-- Required work --
Return every entry exactly, except for any pictures.

-- Supplied data --
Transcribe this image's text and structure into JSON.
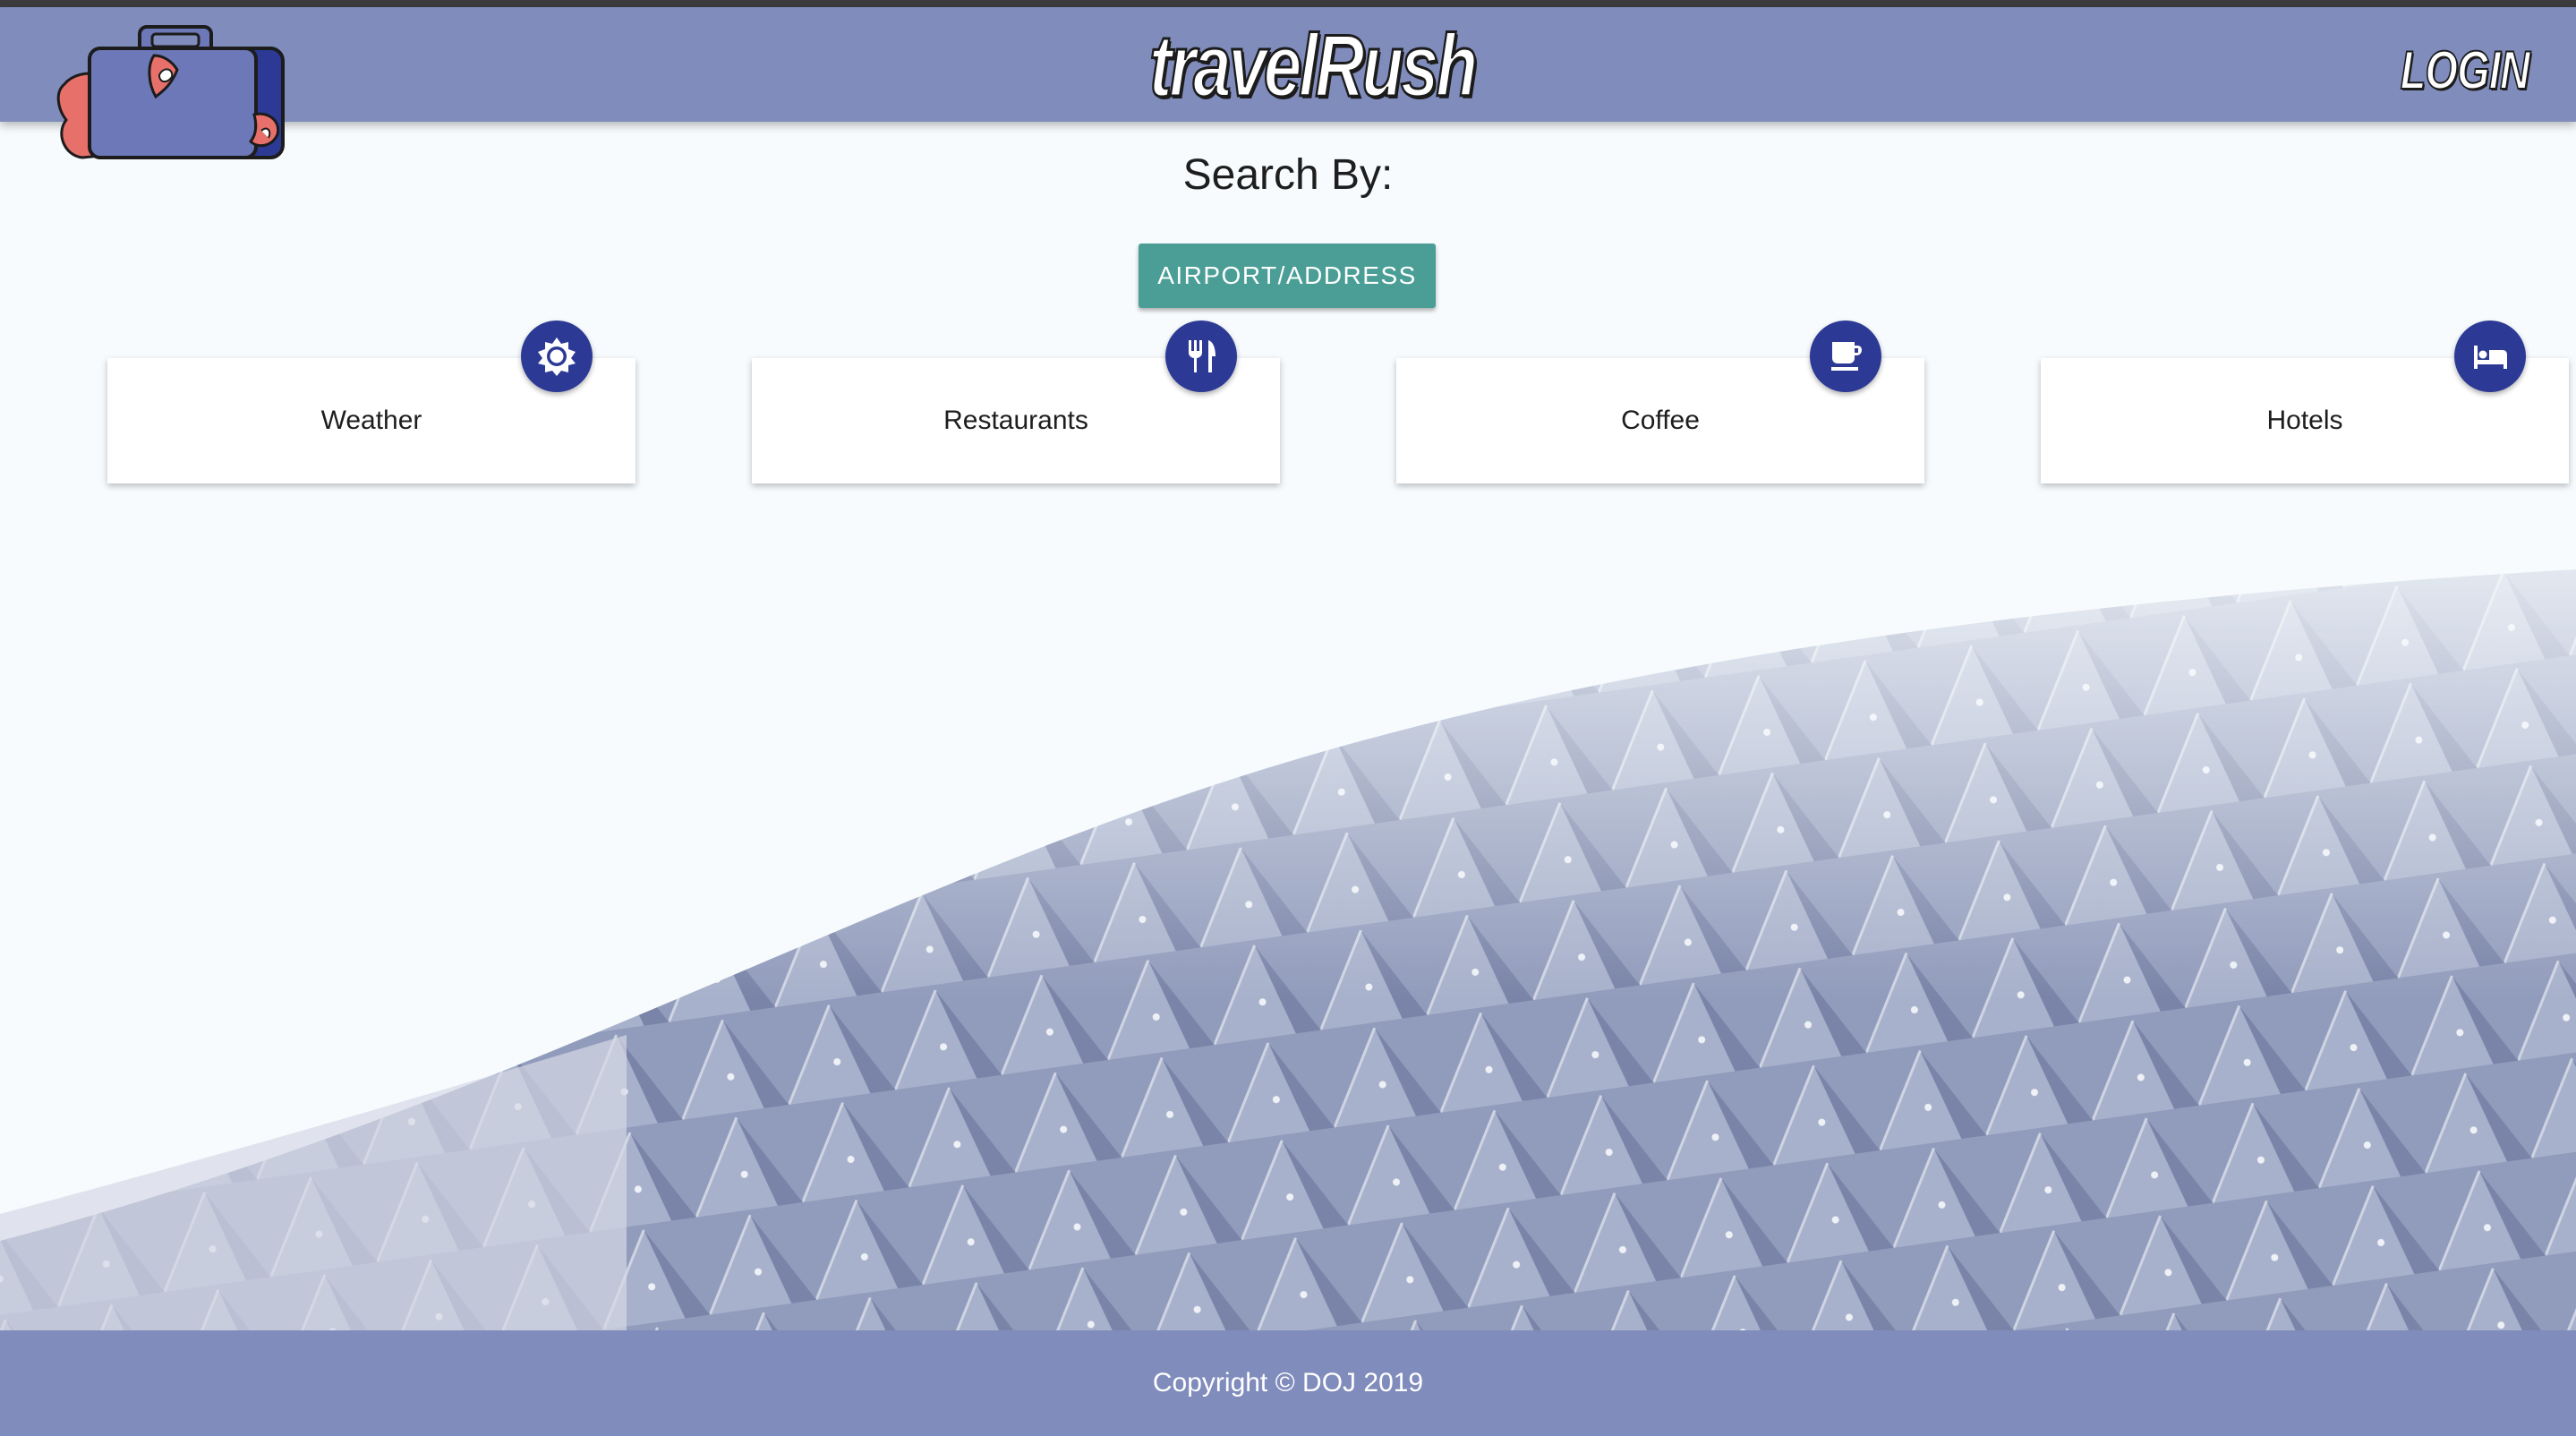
{
  "header": {
    "brand": "travelRush",
    "login_label": "LOGIN",
    "logo_icon": "suitcase-logo-icon"
  },
  "main": {
    "search_heading": "Search By:",
    "search_button_label": "AIRPORT/ADDRESS",
    "cards": [
      {
        "label": "Weather",
        "icon": "sun-icon"
      },
      {
        "label": "Restaurants",
        "icon": "utensils-icon"
      },
      {
        "label": "Coffee",
        "icon": "coffee-cup-icon"
      },
      {
        "label": "Hotels",
        "icon": "bed-icon"
      }
    ]
  },
  "footer": {
    "copyright": "Copyright © DOJ 2019"
  },
  "colors": {
    "navbar": "#808cbc",
    "accent_button": "#4a9e95",
    "fab": "#2c3a96",
    "background": "#f7fbfd"
  }
}
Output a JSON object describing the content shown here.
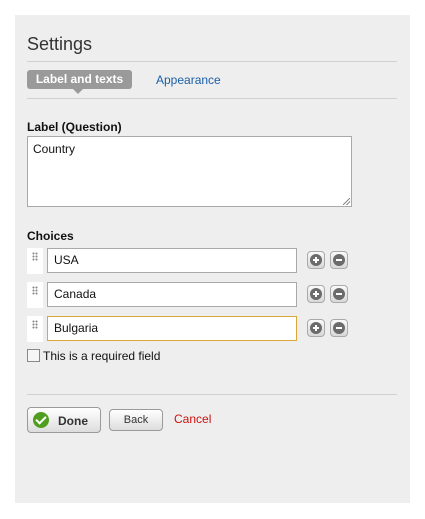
{
  "panel": {
    "title": "Settings"
  },
  "tabs": {
    "active_label": "Label and texts",
    "other_label": "Appearance"
  },
  "label_field": {
    "label": "Label (Question)",
    "value": "Country"
  },
  "choices": {
    "label": "Choices",
    "items": [
      {
        "value": "USA"
      },
      {
        "value": "Canada"
      },
      {
        "value": "Bulgaria"
      }
    ]
  },
  "required": {
    "label": "This is a required field",
    "checked": false
  },
  "actions": {
    "done_label": "Done",
    "back_label": "Back",
    "cancel_label": "Cancel"
  },
  "colors": {
    "panel_bg": "#eeeeee",
    "tab_active_bg": "#9a9a9a",
    "link_blue": "#1a5fa8",
    "cancel_red": "#cc1111",
    "done_icon_green": "#4f9e1f",
    "focus_border": "#d9a83a"
  }
}
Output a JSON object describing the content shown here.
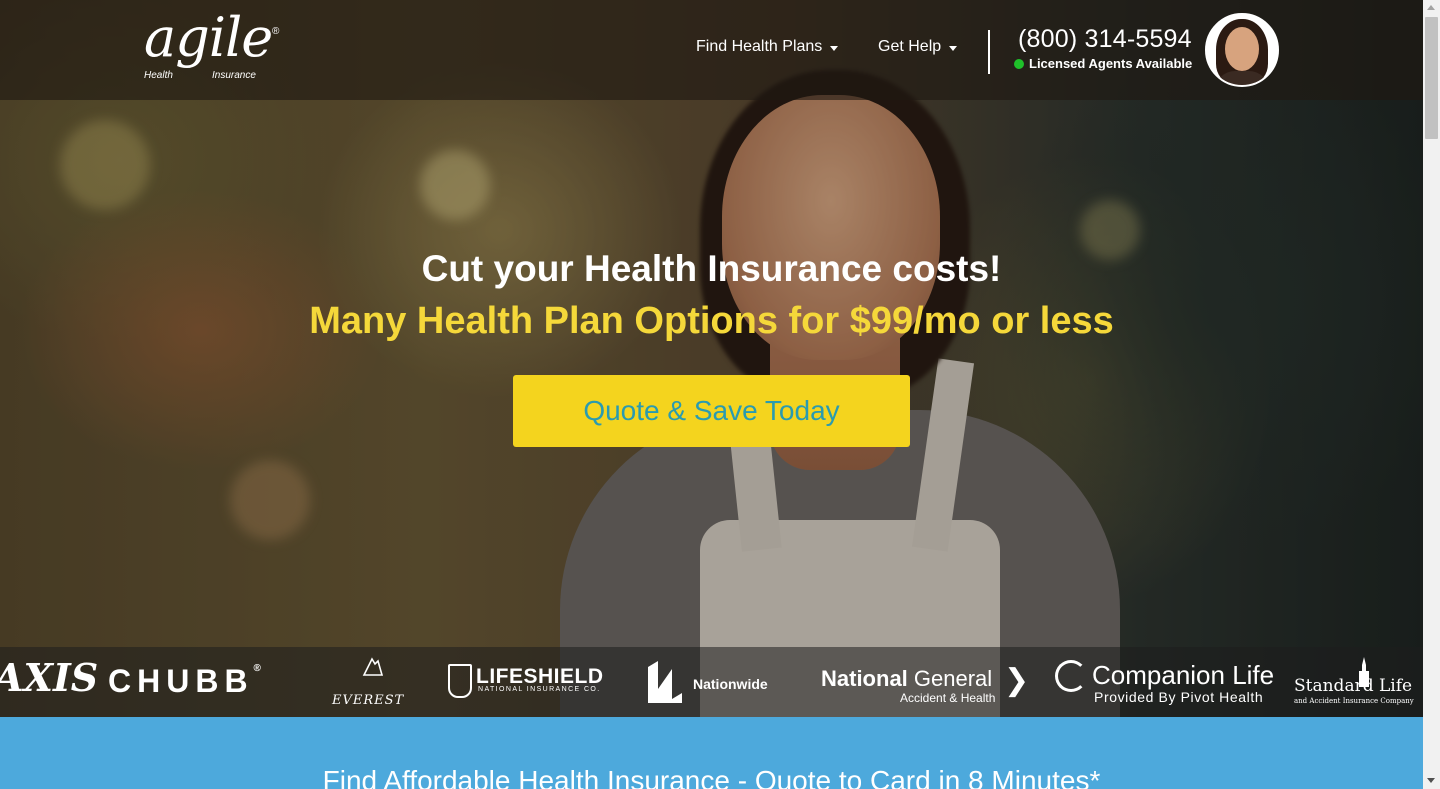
{
  "header": {
    "logo": {
      "word": "agile",
      "reg": "®",
      "sub_left": "Health",
      "sub_right": "Insurance"
    },
    "nav": [
      {
        "label": "Find Health Plans"
      },
      {
        "label": "Get Help"
      }
    ],
    "phone": "(800) 314-5594",
    "agents_status": "Licensed Agents Available",
    "status_color": "#1fc02a"
  },
  "hero": {
    "headline": "Cut your Health Insurance costs!",
    "subheadline": "Many Health Plan Options for $99/mo or less",
    "cta_label": "Quote & Save Today",
    "colors": {
      "cta_background": "#f4d41e",
      "cta_text": "#2a9bb0",
      "subheadline": "#f5d83a"
    }
  },
  "carriers": {
    "axis": "AXIS",
    "chubb": "CHUBB",
    "chubb_reg": "®",
    "everest": "EVEREST",
    "lifeshield": "LIFESHIELD",
    "lifeshield_sub": "NATIONAL INSURANCE CO.",
    "nationwide": "Nationwide",
    "national_general_bold": "National",
    "national_general_rest": " General",
    "national_general_sub": "Accident & Health",
    "companion_life": "Companion Life",
    "companion_life_sub": "Provided By Pivot Health",
    "standard_life": "Standard Life",
    "standard_life_sub": "and Accident Insurance Company"
  },
  "band": {
    "title": "Find Affordable Health Insurance - Quote to Card in 8 Minutes*",
    "color": "#4da9dc"
  }
}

-- Task response --
Transcribe this image's text and structure into JSON.
{
  "header": {
    "brand": "travelRush",
    "login_label": "LOGIN",
    "logo_icon": "suitcase-logo-icon"
  },
  "main": {
    "search_heading": "Search By:",
    "search_button_label": "AIRPORT/ADDRESS",
    "cards": [
      {
        "label": "Weather",
        "icon": "sun-icon"
      },
      {
        "label": "Restaurants",
        "icon": "utensils-icon"
      },
      {
        "label": "Coffee",
        "icon": "coffee-cup-icon"
      },
      {
        "label": "Hotels",
        "icon": "bed-icon"
      }
    ]
  },
  "footer": {
    "copyright": "Copyright © DOJ 2019"
  },
  "colors": {
    "navbar": "#808cbc",
    "accent_button": "#4a9e95",
    "fab": "#2c3a96",
    "background": "#f7fbfd"
  }
}
Output a JSON object describing the content shown here.
{
  "panel": {
    "title": "Settings"
  },
  "tabs": {
    "active_label": "Label and texts",
    "other_label": "Appearance"
  },
  "label_field": {
    "label": "Label (Question)",
    "value": "Country"
  },
  "choices": {
    "label": "Choices",
    "items": [
      {
        "value": "USA"
      },
      {
        "value": "Canada"
      },
      {
        "value": "Bulgaria"
      }
    ]
  },
  "required": {
    "label": "This is a required field",
    "checked": false
  },
  "actions": {
    "done_label": "Done",
    "back_label": "Back",
    "cancel_label": "Cancel"
  },
  "colors": {
    "panel_bg": "#eeeeee",
    "tab_active_bg": "#9a9a9a",
    "link_blue": "#1a5fa8",
    "cancel_red": "#cc1111",
    "done_icon_green": "#4f9e1f",
    "focus_border": "#d9a83a"
  }
}
Output a JSON object describing the content shown here.
{
  "header": {
    "logo": {
      "word": "agile",
      "reg": "®",
      "sub_left": "Health",
      "sub_right": "Insurance"
    },
    "nav": [
      {
        "label": "Find Health Plans"
      },
      {
        "label": "Get Help"
      }
    ],
    "phone": "(800) 314-5594",
    "agents_status": "Licensed Agents Available",
    "status_color": "#1fc02a"
  },
  "hero": {
    "headline": "Cut your Health Insurance costs!",
    "subheadline": "Many Health Plan Options for $99/mo or less",
    "cta_label": "Quote & Save Today",
    "colors": {
      "cta_background": "#f4d41e",
      "cta_text": "#2a9bb0",
      "subheadline": "#f5d83a"
    }
  },
  "carriers": {
    "axis": "AXIS",
    "chubb": "CHUBB",
    "chubb_reg": "®",
    "everest": "EVEREST",
    "lifeshield": "LIFESHIELD",
    "lifeshield_sub": "NATIONAL INSURANCE CO.",
    "nationwide": "Nationwide",
    "national_general_bold": "National",
    "national_general_rest": " General",
    "national_general_sub": "Accident & Health",
    "companion_life": "Companion Life",
    "companion_life_sub": "Provided By Pivot Health",
    "standard_life": "Standard Life",
    "standard_life_sub": "and Accident Insurance Company"
  },
  "band": {
    "title": "Find Affordable Health Insurance - Quote to Card in 8 Minutes*",
    "color": "#4da9dc"
  }
}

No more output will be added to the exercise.